Brinkley Pays Homage to Roosevelt's Conservationist Legacy
Douglas Brinkley, professor of history at Rice University
LAKELAND, Fla. (Sept. 24, 2010) -- If you cherish being able to watch birds by the lake or go fishing and camping in state and national parks, thank Teddy Roosevelt.
So says Douglas Brinkley, the presidential historian and author of the 2009 Roosevelt biography, "Wilderness Warrior." Brinkley opened Florida Southern's Florida Lecture Series on Friday night in Branscomb Auditorium.
Roosevelt's uncle, Rob, and close friend, Frank Chapman, both were bird lovers and scholarly men, and they influenced Roosevelt's lifelong passion for environmentalism.
When Roosevelt was police commissioner in New York, he learned of sea captains who were capturing sea turtles in Florida and driving a spike through them to more easily transport them so they could be sold to restaurants. He publicly said, "Turtles have feelings, too," and lost a court case and was widely taunted by New York-area restaurateurs. "It's a little edgy even now when you talk about animal rights," said Brinkley, "but back then, this was fringe stuff."
As governor of New York, Roosevelt pushed for federal laws and inter-state cooperation to protect migratory birds. "He said, 'Birds don't know borders,'" Brinkley told the crowd. "He said what's the point in protecting birds in Massachusetts if they're going to come to Florida and get slaughtered"
As president, Roosevelt was shocked by the reports he got from Florida via his old friend Chapman. Tropical birds like pelicans were being killed for their valuable feathers, and then the hunters were taking their eggs, too. That was the impetus for his declaring Pelican Island the first national bird reservation, and he began to "exercise executive" orders to circumvent Congress and create the first national parks. Roosevelt also was instrumental in preserving the Dry Tortugas, the Ocala National Forest, and what is today known as the Ding Darling Wildlife Preserve, he said. "Florida was Ground Zero of his crusade," Brinkley said.
Likewise, he issued an executive order to prevent the railroads from building through the Grand Canyon.
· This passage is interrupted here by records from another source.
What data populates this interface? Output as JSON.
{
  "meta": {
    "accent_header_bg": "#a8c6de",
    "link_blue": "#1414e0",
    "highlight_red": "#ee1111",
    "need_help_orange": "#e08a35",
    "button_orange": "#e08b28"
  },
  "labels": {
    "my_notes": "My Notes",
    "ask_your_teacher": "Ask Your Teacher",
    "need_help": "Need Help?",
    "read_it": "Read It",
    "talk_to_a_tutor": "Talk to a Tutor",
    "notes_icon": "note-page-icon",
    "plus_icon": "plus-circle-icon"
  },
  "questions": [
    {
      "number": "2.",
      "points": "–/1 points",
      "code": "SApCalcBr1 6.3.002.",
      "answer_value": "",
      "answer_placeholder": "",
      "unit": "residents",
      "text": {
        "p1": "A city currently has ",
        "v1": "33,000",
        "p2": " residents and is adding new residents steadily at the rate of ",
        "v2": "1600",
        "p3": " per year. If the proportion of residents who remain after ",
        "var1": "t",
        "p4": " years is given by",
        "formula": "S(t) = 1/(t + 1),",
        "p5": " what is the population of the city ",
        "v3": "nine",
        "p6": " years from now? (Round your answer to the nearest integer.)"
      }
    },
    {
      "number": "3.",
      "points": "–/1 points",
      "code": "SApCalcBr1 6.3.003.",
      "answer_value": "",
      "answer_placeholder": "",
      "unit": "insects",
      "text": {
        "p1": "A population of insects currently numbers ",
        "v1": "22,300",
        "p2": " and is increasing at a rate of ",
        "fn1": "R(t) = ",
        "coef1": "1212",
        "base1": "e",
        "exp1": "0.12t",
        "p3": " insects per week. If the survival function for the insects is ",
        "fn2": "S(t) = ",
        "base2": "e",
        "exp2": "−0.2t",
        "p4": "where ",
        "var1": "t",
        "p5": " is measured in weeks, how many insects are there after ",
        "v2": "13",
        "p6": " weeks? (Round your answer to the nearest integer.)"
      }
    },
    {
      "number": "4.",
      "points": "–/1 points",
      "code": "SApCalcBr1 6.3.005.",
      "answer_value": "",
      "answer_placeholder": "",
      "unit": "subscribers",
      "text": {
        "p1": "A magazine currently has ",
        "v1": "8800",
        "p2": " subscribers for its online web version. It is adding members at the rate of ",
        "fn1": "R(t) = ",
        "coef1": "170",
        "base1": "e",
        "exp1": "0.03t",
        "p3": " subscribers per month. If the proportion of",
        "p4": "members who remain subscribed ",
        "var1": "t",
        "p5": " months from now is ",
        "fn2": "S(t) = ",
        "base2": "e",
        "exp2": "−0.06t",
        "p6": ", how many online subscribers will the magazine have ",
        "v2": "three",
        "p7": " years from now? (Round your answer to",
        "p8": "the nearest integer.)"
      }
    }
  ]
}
"Today, we debate a lot of environmental topics, like should we drill in Alaska, but nobody debates national parks," said Brinkley. "We've done well in America, protecting these areas and the wildlife in them."